Website and app data records
···

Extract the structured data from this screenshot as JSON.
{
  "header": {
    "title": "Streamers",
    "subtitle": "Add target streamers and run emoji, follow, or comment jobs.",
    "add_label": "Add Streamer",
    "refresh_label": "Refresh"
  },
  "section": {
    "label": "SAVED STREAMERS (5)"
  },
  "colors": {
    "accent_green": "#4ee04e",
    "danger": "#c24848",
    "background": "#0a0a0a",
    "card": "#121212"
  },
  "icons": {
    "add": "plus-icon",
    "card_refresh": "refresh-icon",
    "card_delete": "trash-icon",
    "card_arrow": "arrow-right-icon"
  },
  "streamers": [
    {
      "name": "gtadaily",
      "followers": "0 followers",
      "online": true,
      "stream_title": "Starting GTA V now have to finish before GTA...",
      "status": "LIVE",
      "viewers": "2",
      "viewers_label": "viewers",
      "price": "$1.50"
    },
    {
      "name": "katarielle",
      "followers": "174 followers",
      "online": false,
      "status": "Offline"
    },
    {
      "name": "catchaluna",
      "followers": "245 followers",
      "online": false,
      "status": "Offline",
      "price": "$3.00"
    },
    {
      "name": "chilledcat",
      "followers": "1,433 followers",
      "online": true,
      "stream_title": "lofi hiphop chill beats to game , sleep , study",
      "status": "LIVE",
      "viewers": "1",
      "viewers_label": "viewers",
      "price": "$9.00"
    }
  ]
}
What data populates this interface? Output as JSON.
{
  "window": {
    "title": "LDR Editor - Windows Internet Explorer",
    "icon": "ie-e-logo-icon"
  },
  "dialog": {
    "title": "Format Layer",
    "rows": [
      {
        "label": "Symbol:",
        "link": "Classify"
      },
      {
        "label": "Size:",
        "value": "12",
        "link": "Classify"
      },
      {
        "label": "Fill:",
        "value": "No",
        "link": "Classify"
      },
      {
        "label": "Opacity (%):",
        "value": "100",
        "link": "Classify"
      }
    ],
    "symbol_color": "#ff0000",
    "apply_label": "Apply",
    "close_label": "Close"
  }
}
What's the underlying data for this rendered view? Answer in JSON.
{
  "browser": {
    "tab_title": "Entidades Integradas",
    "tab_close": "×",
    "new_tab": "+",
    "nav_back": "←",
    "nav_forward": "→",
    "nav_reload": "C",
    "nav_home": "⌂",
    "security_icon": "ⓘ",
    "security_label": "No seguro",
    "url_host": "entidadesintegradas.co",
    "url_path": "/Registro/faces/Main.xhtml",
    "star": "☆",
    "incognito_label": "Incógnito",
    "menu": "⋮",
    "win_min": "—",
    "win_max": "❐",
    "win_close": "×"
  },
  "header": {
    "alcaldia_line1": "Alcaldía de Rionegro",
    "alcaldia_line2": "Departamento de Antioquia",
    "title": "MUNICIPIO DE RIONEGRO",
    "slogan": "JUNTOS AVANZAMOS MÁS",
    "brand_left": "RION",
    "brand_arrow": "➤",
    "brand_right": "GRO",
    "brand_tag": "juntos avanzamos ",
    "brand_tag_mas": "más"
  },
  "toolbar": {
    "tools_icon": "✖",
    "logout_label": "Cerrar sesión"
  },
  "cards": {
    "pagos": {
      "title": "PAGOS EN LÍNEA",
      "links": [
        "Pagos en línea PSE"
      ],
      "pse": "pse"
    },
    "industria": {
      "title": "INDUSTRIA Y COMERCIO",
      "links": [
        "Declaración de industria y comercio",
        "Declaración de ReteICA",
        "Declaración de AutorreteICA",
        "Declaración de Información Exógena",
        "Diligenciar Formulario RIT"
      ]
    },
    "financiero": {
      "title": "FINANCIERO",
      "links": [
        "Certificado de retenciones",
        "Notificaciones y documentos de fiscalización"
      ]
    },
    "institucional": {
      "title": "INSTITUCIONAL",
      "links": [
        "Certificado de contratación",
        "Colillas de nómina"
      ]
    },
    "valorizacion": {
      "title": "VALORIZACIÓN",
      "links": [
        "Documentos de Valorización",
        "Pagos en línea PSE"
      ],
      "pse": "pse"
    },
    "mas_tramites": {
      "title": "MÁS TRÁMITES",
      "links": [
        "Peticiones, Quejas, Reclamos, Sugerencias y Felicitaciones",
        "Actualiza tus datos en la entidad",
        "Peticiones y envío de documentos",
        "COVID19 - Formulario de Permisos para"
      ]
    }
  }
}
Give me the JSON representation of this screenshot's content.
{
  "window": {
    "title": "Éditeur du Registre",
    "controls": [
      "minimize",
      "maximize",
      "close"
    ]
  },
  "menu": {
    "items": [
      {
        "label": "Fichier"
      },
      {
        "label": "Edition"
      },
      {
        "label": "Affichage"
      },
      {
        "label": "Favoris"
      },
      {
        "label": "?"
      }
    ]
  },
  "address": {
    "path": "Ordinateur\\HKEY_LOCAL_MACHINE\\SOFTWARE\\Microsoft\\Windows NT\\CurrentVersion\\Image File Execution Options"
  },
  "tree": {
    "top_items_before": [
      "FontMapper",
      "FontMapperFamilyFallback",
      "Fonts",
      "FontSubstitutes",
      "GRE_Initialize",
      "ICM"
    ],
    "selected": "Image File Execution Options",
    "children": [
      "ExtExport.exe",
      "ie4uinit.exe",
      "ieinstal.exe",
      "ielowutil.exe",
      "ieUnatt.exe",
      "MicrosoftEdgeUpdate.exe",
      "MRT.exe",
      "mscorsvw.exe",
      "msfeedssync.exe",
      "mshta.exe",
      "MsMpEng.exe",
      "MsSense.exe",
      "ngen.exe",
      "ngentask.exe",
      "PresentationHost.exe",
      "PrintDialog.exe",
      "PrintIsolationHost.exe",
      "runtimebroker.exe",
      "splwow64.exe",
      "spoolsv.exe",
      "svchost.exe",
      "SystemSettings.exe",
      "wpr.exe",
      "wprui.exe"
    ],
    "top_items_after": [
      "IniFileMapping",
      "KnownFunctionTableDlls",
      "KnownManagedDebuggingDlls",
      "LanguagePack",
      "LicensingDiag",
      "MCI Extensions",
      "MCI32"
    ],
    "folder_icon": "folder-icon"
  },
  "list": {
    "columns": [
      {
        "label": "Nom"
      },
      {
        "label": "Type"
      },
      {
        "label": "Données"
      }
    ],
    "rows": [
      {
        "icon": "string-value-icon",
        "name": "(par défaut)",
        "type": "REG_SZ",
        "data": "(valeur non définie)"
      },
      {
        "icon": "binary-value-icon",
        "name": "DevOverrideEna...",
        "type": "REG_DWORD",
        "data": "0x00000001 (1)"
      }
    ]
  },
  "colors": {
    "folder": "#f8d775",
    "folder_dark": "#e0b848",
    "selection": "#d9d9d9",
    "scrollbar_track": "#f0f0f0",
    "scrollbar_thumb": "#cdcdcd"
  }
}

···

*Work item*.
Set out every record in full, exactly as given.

*Output*.
Extract the structured data from this screenshot as JSON.
{
  "header": {
    "title": "Streamers",
    "subtitle": "Add target streamers and run emoji, follow, or comment jobs.",
    "add_label": "Add Streamer",
    "refresh_label": "Refresh"
  },
  "section": {
    "label": "SAVED STREAMERS (5)"
  },
  "colors": {
    "accent_green": "#4ee04e",
    "danger": "#c24848",
    "background": "#0a0a0a",
    "card": "#121212"
  },
  "icons": {
    "add": "plus-icon",
    "card_refresh": "refresh-icon",
    "card_delete": "trash-icon",
    "card_arrow": "arrow-right-icon"
  },
  "streamers": [
    {
      "name": "gtadaily",
      "followers": "0 followers",
      "online": true,
      "stream_title": "Starting GTA V now have to finish before GTA...",
      "status": "LIVE",
      "viewers": "2",
      "viewers_label": "viewers",
      "price": "$1.50"
    },
    {
      "name": "katarielle",
      "followers": "174 followers",
      "online": false,
      "status": "Offline"
    },
    {
      "name": "catchaluna",
      "followers": "245 followers",
      "online": false,
      "status": "Offline",
      "price": "$3.00"
    },
    {
      "name": "chilledcat",
      "followers": "1,433 followers",
      "online": true,
      "stream_title": "lofi hiphop chill beats to game , sleep , study",
      "status": "LIVE",
      "viewers": "1",
      "viewers_label": "viewers",
      "price": "$9.00"
    }
  ]
}
What data populates this interface? Output as JSON.
{
  "window": {
    "title": "LDR Editor - Windows Internet Explorer",
    "icon": "ie-e-logo-icon"
  },
  "dialog": {
    "title": "Format Layer",
    "rows": [
      {
        "label": "Symbol:",
        "link": "Classify"
      },
      {
        "label": "Size:",
        "value": "12",
        "link": "Classify"
      },
      {
        "label": "Fill:",
        "value": "No",
        "link": "Classify"
      },
      {
        "label": "Opacity (%):",
        "value": "100",
        "link": "Classify"
      }
    ],
    "symbol_color": "#ff0000",
    "apply_label": "Apply",
    "close_label": "Close"
  }
}
What's the underlying data for this rendered view? Answer in JSON.
{
  "browser": {
    "tab_title": "Entidades Integradas",
    "tab_close": "×",
    "new_tab": "+",
    "nav_back": "←",
    "nav_forward": "→",
    "nav_reload": "C",
    "nav_home": "⌂",
    "security_icon": "ⓘ",
    "security_label": "No seguro",
    "url_host": "entidadesintegradas.co",
    "url_path": "/Registro/faces/Main.xhtml",
    "star": "☆",
    "incognito_label": "Incógnito",
    "menu": "⋮",
    "win_min": "—",
    "win_max": "❐",
    "win_close": "×"
  },
  "header": {
    "alcaldia_line1": "Alcaldía de Rionegro",
    "alcaldia_line2": "Departamento de Antioquia",
    "title": "MUNICIPIO DE RIONEGRO",
    "slogan": "JUNTOS AVANZAMOS MÁS",
    "brand_left": "RION",
    "brand_arrow": "➤",
    "brand_right": "GRO",
    "brand_tag": "juntos avanzamos ",
    "brand_tag_mas": "más"
  },
  "toolbar": {
    "tools_icon": "✖",
    "logout_label": "Cerrar sesión"
  },
  "cards": {
    "pagos": {
      "title": "PAGOS EN LÍNEA",
      "links": [
        "Pagos en línea PSE"
      ],
      "pse": "pse"
    },
    "industria": {
      "title": "INDUSTRIA Y COMERCIO",
      "links": [
        "Declaración de industria y comercio",
        "Declaración de ReteICA",
        "Declaración de AutorreteICA",
        "Declaración de Información Exógena",
        "Diligenciar Formulario RIT"
      ]
    },
    "financiero": {
      "title": "FINANCIERO",
      "links": [
        "Certificado de retenciones",
        "Notificaciones y documentos de fiscalización"
      ]
    },
    "institucional": {
      "title": "INSTITUCIONAL",
      "links": [
        "Certificado de contratación",
        "Colillas de nómina"
      ]
    },
    "valorizacion": {
      "title": "VALORIZACIÓN",
      "links": [
        "Documentos de Valorización",
        "Pagos en línea PSE"
      ],
      "pse": "pse"
    },
    "mas_tramites": {
      "title": "MÁS TRÁMITES",
      "links": [
        "Peticiones, Quejas, Reclamos, Sugerencias y Felicitaciones",
        "Actualiza tus datos en la entidad",
        "Peticiones y envío de documentos",
        "COVID19 - Formulario de Permisos para"
      ]
    }
  }
}
Give me the JSON representation of this screenshot's content.
{
  "window": {
    "title": "Éditeur du Registre",
    "controls": [
      "minimize",
      "maximize",
      "close"
    ]
  },
  "menu": {
    "items": [
      {
        "label": "Fichier"
      },
      {
        "label": "Edition"
      },
      {
        "label": "Affichage"
      },
      {
        "label": "Favoris"
      },
      {
        "label": "?"
      }
    ]
  },
  "address": {
    "path": "Ordinateur\\HKEY_LOCAL_MACHINE\\SOFTWARE\\Microsoft\\Windows NT\\CurrentVersion\\Image File Execution Options"
  },
  "tree": {
    "top_items_before": [
      "FontMapper",
      "FontMapperFamilyFallback",
      "Fonts",
      "FontSubstitutes",
      "GRE_Initialize",
      "ICM"
    ],
    "selected": "Image File Execution Options",
    "children": [
      "ExtExport.exe",
      "ie4uinit.exe",
      "ieinstal.exe",
      "ielowutil.exe",
      "ieUnatt.exe",
      "MicrosoftEdgeUpdate.exe",
      "MRT.exe",
      "mscorsvw.exe",
      "msfeedssync.exe",
      "mshta.exe",
      "MsMpEng.exe",
      "MsSense.exe",
      "ngen.exe",
      "ngentask.exe",
      "PresentationHost.exe",
      "PrintDialog.exe",
      "PrintIsolationHost.exe",
      "runtimebroker.exe",
      "splwow64.exe",
      "spoolsv.exe",
      "svchost.exe",
      "SystemSettings.exe",
      "wpr.exe",
      "wprui.exe"
    ],
    "top_items_after": [
      "IniFileMapping",
      "KnownFunctionTableDlls",
      "KnownManagedDebuggingDlls",
      "LanguagePack",
      "LicensingDiag",
      "MCI Extensions",
      "MCI32"
    ],
    "folder_icon": "folder-icon"
  },
  "list": {
    "columns": [
      {
        "label": "Nom"
      },
      {
        "label": "Type"
      },
      {
        "label": "Données"
      }
    ],
    "rows": [
      {
        "icon": "string-value-icon",
        "name": "(par défaut)",
        "type": "REG_SZ",
        "data": "(valeur non définie)"
      },
      {
        "icon": "binary-value-icon",
        "name": "DevOverrideEna...",
        "type": "REG_DWORD",
        "data": "0x00000001 (1)"
      }
    ]
  },
  "colors": {
    "folder": "#f8d775",
    "folder_dark": "#e0b848",
    "selection": "#d9d9d9",
    "scrollbar_track": "#f0f0f0",
    "scrollbar_thumb": "#cdcdcd"
  }
}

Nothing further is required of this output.